You might never have heard of the Seventh-day Adventist Church. We’re a small (but growing) denomination, with less than 20 million members worldwide.

Growing up in a small town in Massachusetts, where about 90 percent of the population is both white and Catholic, not too many people I grew up with knew what it was either. Nor do many people here at St. John’s. Our church broadly follows Old Testament rules on eating (which means no bacon for me) and celebrates our worship service on Saturday, the seventh day, as mandated in the Ten Commandments. And from sunset Friday to sunset Saturday, we don’t do any secular work.

My friends used to call me Jewish – at first, out of ignorance, and then, to make fun of me. Yes, where I’m from, people make fun of Jews. I never got it either.

I remember my first job interview, when the manager looked at my availability and saw that I couldn’t work Saturday. At that point, the interview was over.

I remember during basketball season, when any church-going players were allowed to come late (or not at all) to practice on Sunday if they went to church, no questions asked. But when I requested the occasional Saturday off, there was always a raised eyebrow.

Even now, when I have a job that gives me Saturdays off, I still get quizzical looks when I explain why I don’t work Saturdays. Something tells me if I did the same for Sundays, I wouldn’t have that problem.

More than once, we’ve had sermons in our church that talked about Adventists who were fired from their jobs because of their views on the Sabbath. There’s Adventist literature devoted to the subject, and the (very, very, very small) Adventist lobby is pushing Congress to enact the Workplace Religious Freedom Act, or WRFA, to ensure that these injustices stop.

It’s not something I think about on a daily basis, but I sometimes wonder how I’ll ever be successful and keep the most basic principle of my faith.

Because of these reasons, I don’t talk about religion much, and I never have outside of my church family. I try to pray to God and read my Bible every night – I don’t think any of my friends know that. As a prospective journalist, I have no idea what I’m going to do when I get a job and am asked to work on Saturdays.

And when subjects like abortion come up, I tend to stay out of the debate.

Despite the issues I face, I’m still Christian, and thus immune from most issues of religious freedom. I can’t imagine people who practice other faiths, like Islam, go through, especially those who don’t live in diverse cities like New York.

It’s easy to rail against every slight to religion when everybody around you is of the same faith. It’s easy to shout one’s moral thoughts from the mountaintops when the leader of your denomination also happens to be a Holy Rock Star. And it’s easy not to know what real religious discrimination is when most people haven’t faced it in their lifetime.

Requiring religious institutions to provide insurance plans that cover contraception is in no interpretation of the term a “threat” to religious liberty. Catholic Mass won’t be celebrated any differently; no churchgoers will have to choose between their faith and their job because of it.

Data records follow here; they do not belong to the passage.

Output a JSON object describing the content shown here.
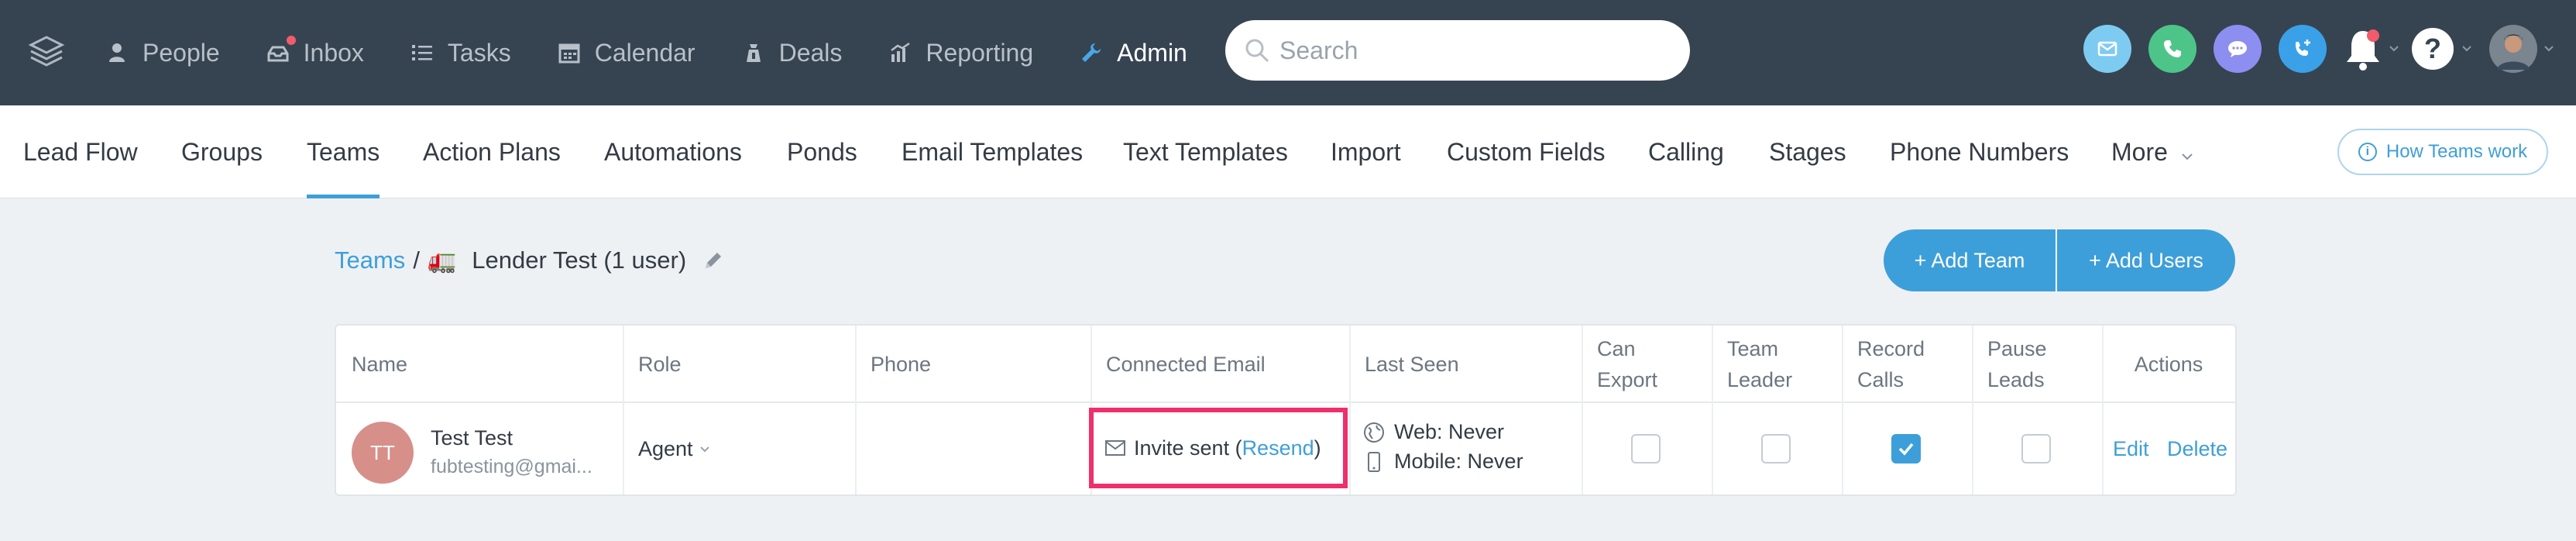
{
  "topnav": {
    "items": [
      {
        "label": "People",
        "icon": "people-icon"
      },
      {
        "label": "Inbox",
        "icon": "inbox-icon",
        "badge": true
      },
      {
        "label": "Tasks",
        "icon": "tasks-icon"
      },
      {
        "label": "Calendar",
        "icon": "calendar-icon"
      },
      {
        "label": "Deals",
        "icon": "deals-icon"
      },
      {
        "label": "Reporting",
        "icon": "reporting-icon"
      },
      {
        "label": "Admin",
        "icon": "wrench-icon",
        "active": true
      }
    ],
    "search_placeholder": "Search"
  },
  "subnav": {
    "items": [
      "Lead Flow",
      "Groups",
      "Teams",
      "Action Plans",
      "Automations",
      "Ponds",
      "Email Templates",
      "Text Templates",
      "Import",
      "Custom Fields",
      "Calling",
      "Stages",
      "Phone Numbers",
      "More"
    ],
    "active": "Teams",
    "help_button": "How Teams work"
  },
  "breadcrumb": {
    "root": "Teams",
    "separator": "/",
    "emoji": "🚛",
    "current": "Lender Test (1 user)"
  },
  "buttons": {
    "add_team": "+ Add Team",
    "add_users": "+ Add Users"
  },
  "table": {
    "headers": {
      "name": "Name",
      "role": "Role",
      "phone": "Phone",
      "email": "Connected Email",
      "seen": "Last Seen",
      "export_1": "Can",
      "export_2": "Export",
      "leader_1": "Team",
      "leader_2": "Leader",
      "record_1": "Record",
      "record_2": "Calls",
      "pause_1": "Pause",
      "pause_2": "Leads",
      "actions": "Actions"
    },
    "row": {
      "initials": "TT",
      "name": "Test Test",
      "email": "fubtesting@gmai...",
      "role": "Agent",
      "phone": "",
      "invite_prefix": "Invite sent (",
      "resend": "Resend",
      "invite_suffix": ")",
      "web_seen": "Web: Never",
      "mobile_seen": "Mobile: Never",
      "can_export": false,
      "team_leader": false,
      "record_calls": true,
      "pause_leads": false,
      "edit": "Edit",
      "delete": "Delete"
    }
  },
  "colors": {
    "topbar": "#364452",
    "accent": "#3d9fd9",
    "highlight": "#ef2f6c",
    "avatar": "#d78f8a"
  }
}
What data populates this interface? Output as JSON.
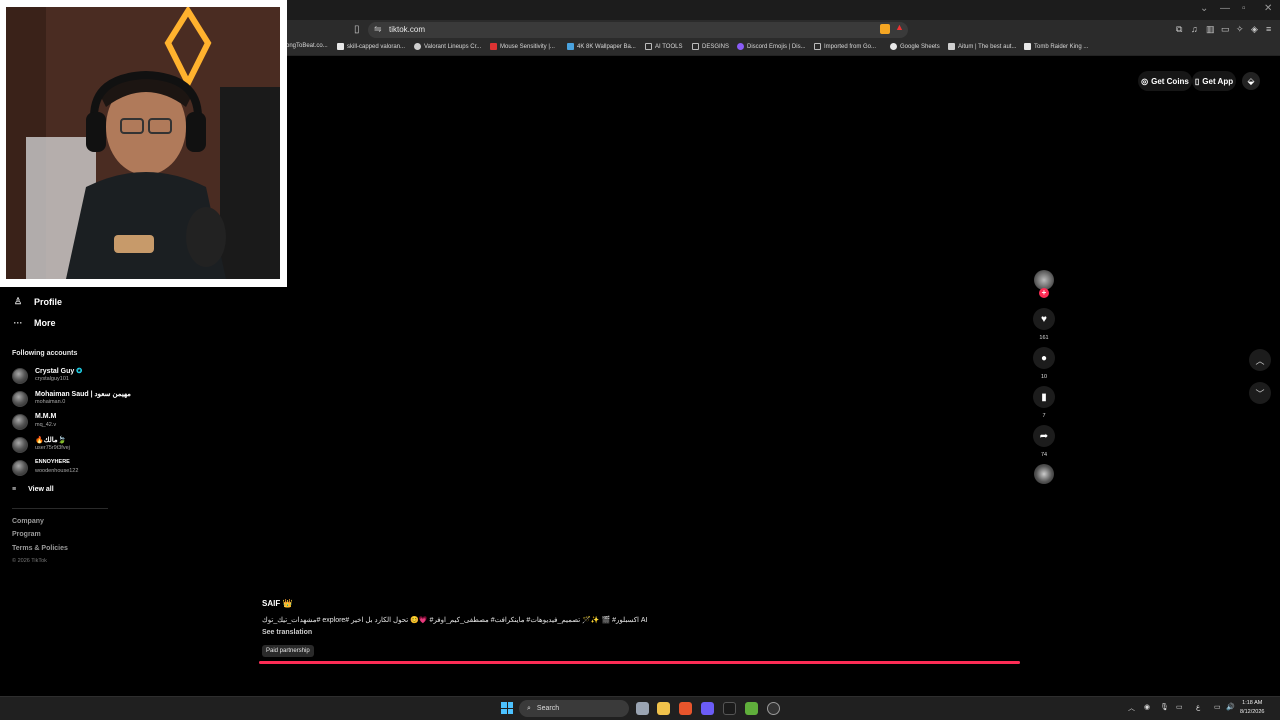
{
  "browser": {
    "url": "tiktok.com",
    "bookmarks": [
      {
        "label": "ongToBeat.co...",
        "color": "#333"
      },
      {
        "label": "skill-capped valoran...",
        "color": "#e8e8e8"
      },
      {
        "label": "Valorant Lineups Cr...",
        "color": "#cfcfcf"
      },
      {
        "label": "Mouse Sensitivity |...",
        "color": "#d33"
      },
      {
        "label": "4K 8K Wallpaper Ba...",
        "color": "#4aa3df"
      },
      {
        "label": "AI TOOLS",
        "color": "#888"
      },
      {
        "label": "DESGINS",
        "color": "#888"
      },
      {
        "label": "Discord Emojis | Dis...",
        "color": "#8a5cf6"
      },
      {
        "label": "Imported from Go...",
        "color": "#888"
      },
      {
        "label": "Google Sheets",
        "color": "#e8e8e8"
      },
      {
        "label": "Aitum | The best aut...",
        "color": "#cfcfcf"
      },
      {
        "label": "Tomb Raider King ...",
        "color": "#e8e8e8"
      }
    ]
  },
  "header": {
    "get_coins": "Get Coins",
    "get_app": "Get App"
  },
  "sidebar": {
    "profile": "Profile",
    "more": "More",
    "following_title": "Following accounts",
    "accounts": [
      {
        "name": "Crystal Guy",
        "username": "crystalguy101",
        "verified": true
      },
      {
        "name": "Mohaiman Saud | مهيمن سعود",
        "username": "mohaiman.0"
      },
      {
        "name": "M.M.M",
        "username": "mq_42.v"
      },
      {
        "name": "🔥مالك🍃",
        "username": "user75r9t3fvej"
      },
      {
        "name": "ENNOYHERE",
        "username": "woodenhouse122"
      }
    ],
    "view_all": "View all",
    "footer": {
      "company": "Company",
      "program": "Program",
      "terms": "Terms & Policies",
      "copyright": "© 2026 TikTok"
    }
  },
  "video": {
    "author": "SAIF 👑",
    "caption": "مشهدات_تيك_توك# explore# اكسبلور# 🎬 ✨🪄 تصميم_فيديوهات# ماينكرافت# مصطفى_كيم_اوفر# 💗😊 تحول الكارد بل اخير AI",
    "see_translation": "See translation",
    "paid_partnership": "Paid partnership",
    "progress_percent": 100,
    "likes": "161",
    "comments": "10",
    "saves": "7",
    "shares": "74"
  },
  "taskbar": {
    "search": "Search",
    "time": "1:18 AM",
    "date": "8/12/2026"
  }
}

Instead, it’s a measure that the Church and a minority of its followers disagree with on moral grounds. There’s nothing wrong with that. But call it what it is, and don’t disrespect people for whom religious liberty is a real issue.